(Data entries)
☆ ☆ ☆

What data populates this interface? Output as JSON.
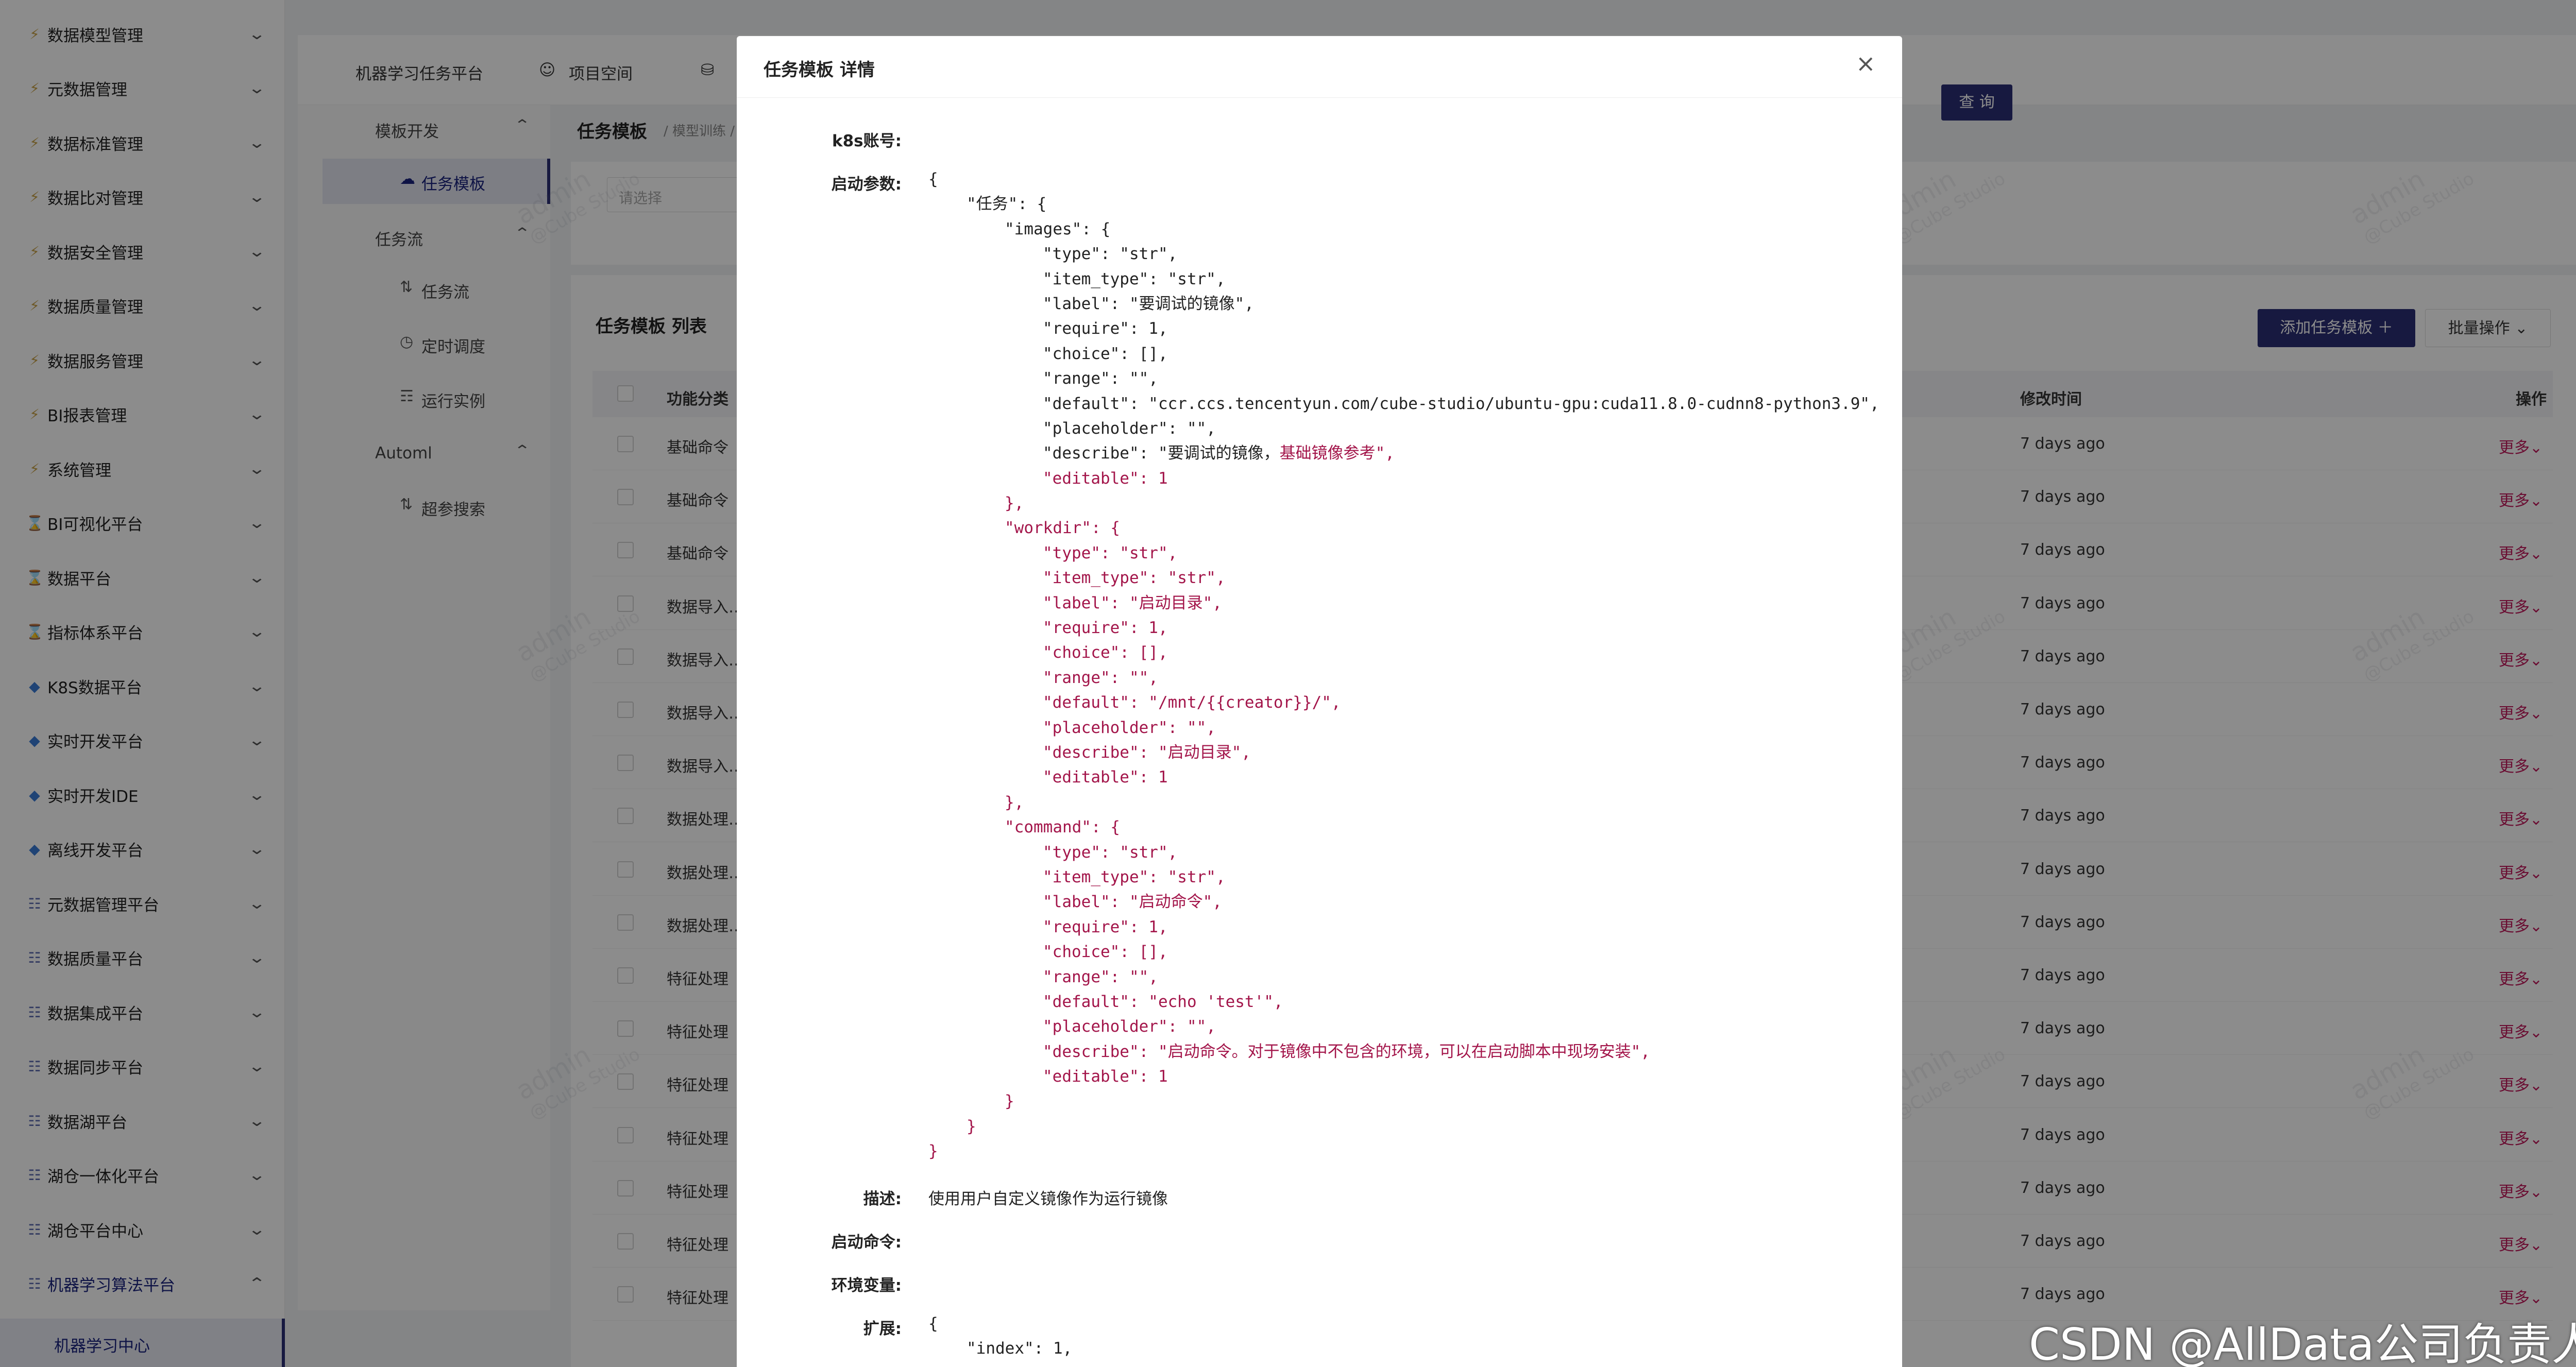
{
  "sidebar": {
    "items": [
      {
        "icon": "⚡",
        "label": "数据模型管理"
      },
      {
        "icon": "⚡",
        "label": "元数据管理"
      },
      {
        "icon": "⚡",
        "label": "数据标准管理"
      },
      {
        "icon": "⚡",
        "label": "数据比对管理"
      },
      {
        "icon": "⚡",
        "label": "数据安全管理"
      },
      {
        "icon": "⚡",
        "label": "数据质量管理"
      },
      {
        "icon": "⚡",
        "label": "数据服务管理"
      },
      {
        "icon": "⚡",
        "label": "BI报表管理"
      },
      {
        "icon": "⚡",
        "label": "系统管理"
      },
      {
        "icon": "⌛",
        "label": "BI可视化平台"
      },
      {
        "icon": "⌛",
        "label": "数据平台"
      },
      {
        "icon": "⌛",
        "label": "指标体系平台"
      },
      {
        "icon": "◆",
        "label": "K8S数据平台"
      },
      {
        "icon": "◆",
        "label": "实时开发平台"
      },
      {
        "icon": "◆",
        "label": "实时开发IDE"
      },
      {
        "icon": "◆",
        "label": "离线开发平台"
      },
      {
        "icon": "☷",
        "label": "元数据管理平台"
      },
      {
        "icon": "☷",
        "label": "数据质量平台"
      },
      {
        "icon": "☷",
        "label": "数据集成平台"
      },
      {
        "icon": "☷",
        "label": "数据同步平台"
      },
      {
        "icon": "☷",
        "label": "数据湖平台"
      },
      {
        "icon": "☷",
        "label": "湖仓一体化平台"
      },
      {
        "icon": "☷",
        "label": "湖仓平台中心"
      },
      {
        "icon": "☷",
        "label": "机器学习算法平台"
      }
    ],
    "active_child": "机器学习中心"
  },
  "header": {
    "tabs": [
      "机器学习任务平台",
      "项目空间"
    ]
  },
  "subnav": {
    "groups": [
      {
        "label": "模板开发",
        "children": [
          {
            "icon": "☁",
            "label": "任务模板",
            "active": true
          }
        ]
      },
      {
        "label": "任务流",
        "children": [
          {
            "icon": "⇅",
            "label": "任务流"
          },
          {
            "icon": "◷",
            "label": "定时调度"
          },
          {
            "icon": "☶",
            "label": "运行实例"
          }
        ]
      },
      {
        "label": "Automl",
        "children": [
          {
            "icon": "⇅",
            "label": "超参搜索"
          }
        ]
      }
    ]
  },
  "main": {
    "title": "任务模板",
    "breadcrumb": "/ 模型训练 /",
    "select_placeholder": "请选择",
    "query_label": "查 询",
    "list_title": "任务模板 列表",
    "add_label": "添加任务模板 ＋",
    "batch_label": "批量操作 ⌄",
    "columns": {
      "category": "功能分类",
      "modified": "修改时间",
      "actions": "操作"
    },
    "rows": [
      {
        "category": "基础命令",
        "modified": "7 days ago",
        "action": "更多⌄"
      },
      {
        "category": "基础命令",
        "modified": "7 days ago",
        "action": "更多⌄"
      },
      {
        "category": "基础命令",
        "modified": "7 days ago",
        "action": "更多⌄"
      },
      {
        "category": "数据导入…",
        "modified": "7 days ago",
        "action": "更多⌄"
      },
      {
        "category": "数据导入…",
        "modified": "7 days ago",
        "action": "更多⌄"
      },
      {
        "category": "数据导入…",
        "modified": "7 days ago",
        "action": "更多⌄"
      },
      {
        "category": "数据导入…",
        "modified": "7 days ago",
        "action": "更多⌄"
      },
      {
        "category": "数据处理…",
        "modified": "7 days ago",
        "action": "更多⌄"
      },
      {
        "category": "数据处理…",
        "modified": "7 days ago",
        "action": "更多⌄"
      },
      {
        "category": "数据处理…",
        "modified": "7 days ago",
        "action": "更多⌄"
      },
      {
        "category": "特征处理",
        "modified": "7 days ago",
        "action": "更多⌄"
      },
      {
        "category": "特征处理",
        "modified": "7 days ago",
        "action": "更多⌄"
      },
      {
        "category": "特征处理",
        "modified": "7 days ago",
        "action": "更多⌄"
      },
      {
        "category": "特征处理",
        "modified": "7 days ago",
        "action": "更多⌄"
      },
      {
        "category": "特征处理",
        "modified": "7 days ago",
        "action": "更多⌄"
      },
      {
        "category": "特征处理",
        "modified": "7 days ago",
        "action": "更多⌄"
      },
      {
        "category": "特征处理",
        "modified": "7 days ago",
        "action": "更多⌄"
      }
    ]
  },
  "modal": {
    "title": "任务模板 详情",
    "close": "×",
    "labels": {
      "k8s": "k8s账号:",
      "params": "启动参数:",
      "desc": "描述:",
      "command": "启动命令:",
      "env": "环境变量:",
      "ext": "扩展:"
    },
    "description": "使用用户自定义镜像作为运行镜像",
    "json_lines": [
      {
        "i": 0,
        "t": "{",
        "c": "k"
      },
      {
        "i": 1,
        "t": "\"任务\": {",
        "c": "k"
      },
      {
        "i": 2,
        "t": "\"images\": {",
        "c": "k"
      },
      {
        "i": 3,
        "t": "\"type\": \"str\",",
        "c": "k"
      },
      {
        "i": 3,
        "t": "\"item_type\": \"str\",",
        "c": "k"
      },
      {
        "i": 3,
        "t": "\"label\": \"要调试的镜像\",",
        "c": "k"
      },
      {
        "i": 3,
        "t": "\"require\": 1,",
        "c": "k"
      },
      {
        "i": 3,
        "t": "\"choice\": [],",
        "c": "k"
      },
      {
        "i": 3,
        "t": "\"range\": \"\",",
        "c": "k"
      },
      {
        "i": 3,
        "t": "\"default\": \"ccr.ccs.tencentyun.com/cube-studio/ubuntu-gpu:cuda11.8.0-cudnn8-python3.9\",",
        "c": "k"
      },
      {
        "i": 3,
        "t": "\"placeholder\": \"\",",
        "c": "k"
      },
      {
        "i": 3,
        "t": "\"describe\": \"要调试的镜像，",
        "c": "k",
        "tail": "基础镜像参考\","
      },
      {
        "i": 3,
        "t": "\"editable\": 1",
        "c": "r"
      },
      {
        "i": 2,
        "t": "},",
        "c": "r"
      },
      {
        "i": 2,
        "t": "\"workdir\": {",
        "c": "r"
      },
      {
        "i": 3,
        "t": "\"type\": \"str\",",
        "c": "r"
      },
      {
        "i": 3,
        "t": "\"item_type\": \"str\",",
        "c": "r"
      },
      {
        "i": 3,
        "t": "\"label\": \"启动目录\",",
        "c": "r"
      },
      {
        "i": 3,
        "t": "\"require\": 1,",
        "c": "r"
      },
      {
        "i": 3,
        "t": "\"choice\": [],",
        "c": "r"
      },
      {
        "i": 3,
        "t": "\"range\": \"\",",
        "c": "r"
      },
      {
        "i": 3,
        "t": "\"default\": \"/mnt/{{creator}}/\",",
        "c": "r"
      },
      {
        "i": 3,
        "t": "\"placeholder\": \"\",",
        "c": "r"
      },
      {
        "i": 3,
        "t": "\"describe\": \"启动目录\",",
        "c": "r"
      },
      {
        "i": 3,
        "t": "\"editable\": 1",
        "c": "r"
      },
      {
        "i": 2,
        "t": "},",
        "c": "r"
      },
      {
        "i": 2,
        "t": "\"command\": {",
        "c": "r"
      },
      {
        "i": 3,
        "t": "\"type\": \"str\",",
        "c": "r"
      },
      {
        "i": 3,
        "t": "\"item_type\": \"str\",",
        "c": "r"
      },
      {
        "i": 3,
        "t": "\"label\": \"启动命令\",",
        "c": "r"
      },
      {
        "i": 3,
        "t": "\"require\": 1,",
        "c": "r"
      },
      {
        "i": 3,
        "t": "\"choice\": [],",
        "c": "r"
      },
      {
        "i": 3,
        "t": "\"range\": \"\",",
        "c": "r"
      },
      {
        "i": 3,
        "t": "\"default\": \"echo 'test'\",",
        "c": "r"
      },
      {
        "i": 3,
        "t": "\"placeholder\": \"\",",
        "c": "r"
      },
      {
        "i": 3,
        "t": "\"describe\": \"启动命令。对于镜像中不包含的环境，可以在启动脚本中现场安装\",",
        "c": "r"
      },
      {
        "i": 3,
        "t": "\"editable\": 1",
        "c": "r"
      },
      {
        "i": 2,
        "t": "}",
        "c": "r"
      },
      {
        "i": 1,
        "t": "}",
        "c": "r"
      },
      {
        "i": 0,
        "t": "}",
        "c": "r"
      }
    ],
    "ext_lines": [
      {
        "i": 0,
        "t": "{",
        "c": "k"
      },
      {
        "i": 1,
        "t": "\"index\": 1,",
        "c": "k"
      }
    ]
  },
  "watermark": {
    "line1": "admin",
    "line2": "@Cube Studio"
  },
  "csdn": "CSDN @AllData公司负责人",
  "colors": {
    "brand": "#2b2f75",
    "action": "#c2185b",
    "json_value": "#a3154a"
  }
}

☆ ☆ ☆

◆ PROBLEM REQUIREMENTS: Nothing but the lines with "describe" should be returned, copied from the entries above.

◆ SOLUTION TO THIS TASK:
        "t": "\"describe\": \"要调试的镜像，",
        "t": "\"describe\": \"启动目录\",",
        "t": "\"describe\": \"启动命令。对于镜像中不包含的环境，可以在启动脚本中现场安装\",",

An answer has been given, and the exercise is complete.